The firm’s books were blown apart by a string of exceptional items including another £123m on the disastrous Birmingham City Council Highways PFI contract and a £314m write down on the waste collection and utilities businesses.
Group revenue increased to £2.32bn from £2.2bn last time and results show Amey UK made a pre-tax profit of £208,000 before exceptional items.
The highways, utilties and environmental divisions all made losses before exceptional items during the year with consulting and rail and facilties management, justice and defence posting profits.
Chief Executive Officer Andy Milner said agreeing a deal to exit the Birmingham highways contract was “hugely significant.”
He said: “Release from this difficult contract is hugely significant for the group and enables the business to capitalise on the major changes that have been made over the past three years and focus on success.”
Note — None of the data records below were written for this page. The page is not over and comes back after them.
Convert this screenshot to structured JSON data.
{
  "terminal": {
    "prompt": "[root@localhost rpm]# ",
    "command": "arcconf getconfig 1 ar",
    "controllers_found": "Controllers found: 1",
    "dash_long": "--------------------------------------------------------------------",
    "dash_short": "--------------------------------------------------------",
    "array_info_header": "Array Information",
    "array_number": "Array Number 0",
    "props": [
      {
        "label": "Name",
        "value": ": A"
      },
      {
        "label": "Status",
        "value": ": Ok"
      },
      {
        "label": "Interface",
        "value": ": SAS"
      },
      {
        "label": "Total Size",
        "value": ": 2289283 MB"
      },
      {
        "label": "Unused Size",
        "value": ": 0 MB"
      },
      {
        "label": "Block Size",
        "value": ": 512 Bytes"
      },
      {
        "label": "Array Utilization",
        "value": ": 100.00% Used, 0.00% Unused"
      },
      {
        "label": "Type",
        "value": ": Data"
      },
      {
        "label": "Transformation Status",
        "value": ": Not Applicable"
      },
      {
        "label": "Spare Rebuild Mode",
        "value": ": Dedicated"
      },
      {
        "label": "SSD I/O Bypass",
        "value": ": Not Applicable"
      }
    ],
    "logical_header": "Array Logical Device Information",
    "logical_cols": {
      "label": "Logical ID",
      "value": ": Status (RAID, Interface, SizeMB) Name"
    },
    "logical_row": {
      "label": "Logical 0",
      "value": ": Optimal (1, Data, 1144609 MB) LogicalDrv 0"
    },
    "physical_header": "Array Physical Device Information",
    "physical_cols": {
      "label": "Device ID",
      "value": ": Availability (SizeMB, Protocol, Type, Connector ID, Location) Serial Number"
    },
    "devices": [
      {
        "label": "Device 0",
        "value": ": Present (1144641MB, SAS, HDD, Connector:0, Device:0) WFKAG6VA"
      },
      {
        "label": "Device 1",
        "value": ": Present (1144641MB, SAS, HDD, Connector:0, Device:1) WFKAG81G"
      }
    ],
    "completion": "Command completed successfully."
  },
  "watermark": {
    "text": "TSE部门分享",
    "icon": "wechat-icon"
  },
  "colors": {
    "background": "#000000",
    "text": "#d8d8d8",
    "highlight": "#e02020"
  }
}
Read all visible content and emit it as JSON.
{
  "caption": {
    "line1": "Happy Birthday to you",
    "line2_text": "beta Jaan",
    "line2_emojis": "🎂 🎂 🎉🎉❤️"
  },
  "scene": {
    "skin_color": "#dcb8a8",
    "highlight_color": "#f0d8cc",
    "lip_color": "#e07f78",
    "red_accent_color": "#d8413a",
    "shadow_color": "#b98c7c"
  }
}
Parent company Ferrovial put Amey up for sale late last year and has since reduced its valuation of the business to £88m.